### [What the exercise asks]
Going through the records that follow, please count the lines with "Winter" in them and give only the count.

Interface dataset entries
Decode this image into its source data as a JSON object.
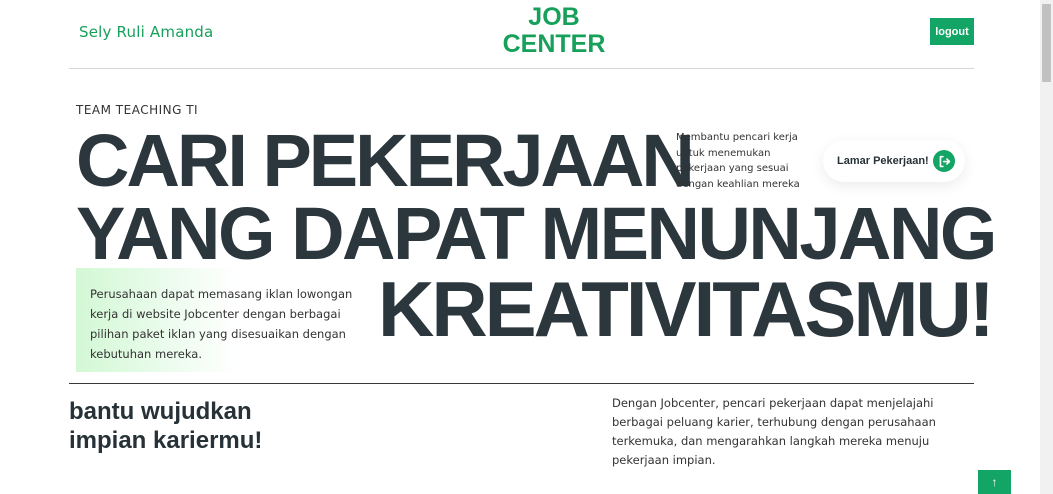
{
  "header": {
    "user_name": "Sely Ruli Amanda",
    "logo_line1": "JOB",
    "logo_line2": "CENTER",
    "logout_label": "logout"
  },
  "hero": {
    "eyebrow": "TEAM TEACHING TI",
    "headline_line1": "CARI PEKERJAAN",
    "headline_line2": "YANG DAPAT MENUNJANG",
    "headline_line3": "KREATIVITASMU!",
    "side_description": "Membantu pencari kerja untuk menemukan pekerjaan yang sesuai dengan keahlian mereka",
    "cta_label": "Lamar Pekerjaan!",
    "company_text": "Perusahaan dapat memasang iklan lowongan kerja di website Jobcenter dengan berbagai pilihan paket iklan yang disesuaikan dengan kebutuhan mereka."
  },
  "about": {
    "tagline": "bantu wujudkan impian kariermu!",
    "description": "Dengan Jobcenter, pencari pekerjaan dapat menjelajahi berbagai peluang karier, terhubung dengan perusahaan terkemuka, dan mengarahkan langkah mereka menuju pekerjaan impian."
  },
  "colors": {
    "accent": "#13a565",
    "brand_text": "#16a05a",
    "headline": "#2b363d",
    "card_gradient_start": "#d3f8d5"
  },
  "icons": {
    "cta": "arrow-right-from-bracket-icon",
    "scroll_top": "arrow-up-icon"
  }
}
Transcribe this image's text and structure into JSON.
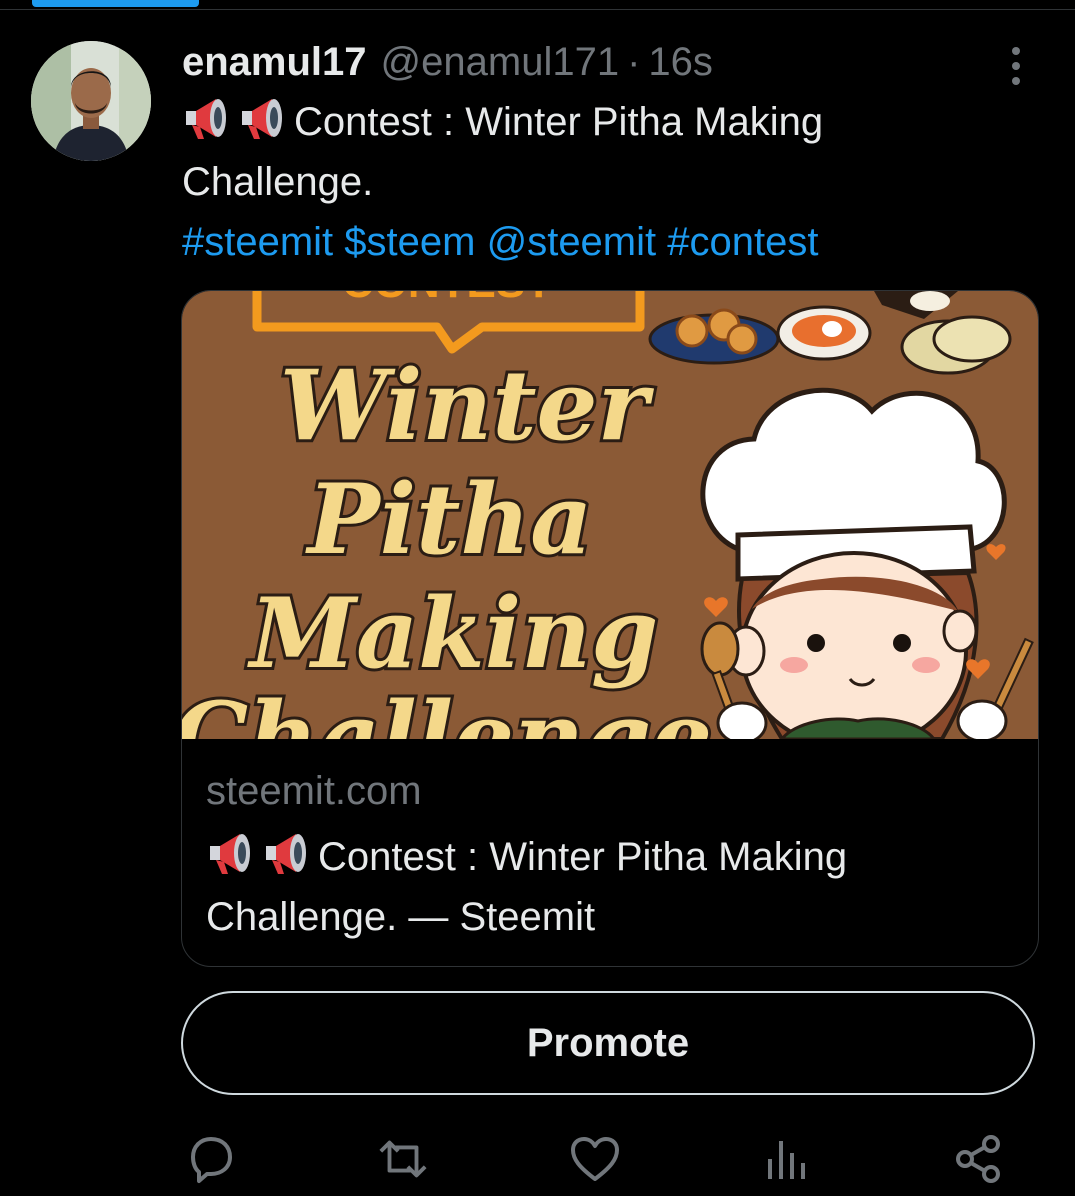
{
  "tweet": {
    "display_name": "enamul17",
    "handle": "@enamul171",
    "separator": "·",
    "time": "16s",
    "text_line1": "Contest : Winter Pitha Making",
    "text_line2": "Challenge.",
    "hashtags": [
      "#steemit",
      "$steem",
      "@steemit",
      "#contest"
    ]
  },
  "card": {
    "image_text": {
      "banner": "CONTEST",
      "line1": "Winter",
      "line2": "Pitha",
      "line3": "Making",
      "line4": "Challenge"
    },
    "domain": "steemit.com",
    "title_line1": "Contest : Winter Pitha Making",
    "title_line2": "Challenge. — Steemit"
  },
  "promote_label": "Promote",
  "icons": [
    "megaphone-icon",
    "more-icon",
    "reply-icon",
    "retweet-icon",
    "like-icon",
    "analytics-icon",
    "share-icon"
  ],
  "colors": {
    "background": "#000000",
    "link": "#1d9bf0",
    "secondary_text": "#71767b",
    "primary_text": "#e7e9ea",
    "card_bg": "#8b5a36"
  }
}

### [Exercise response]
3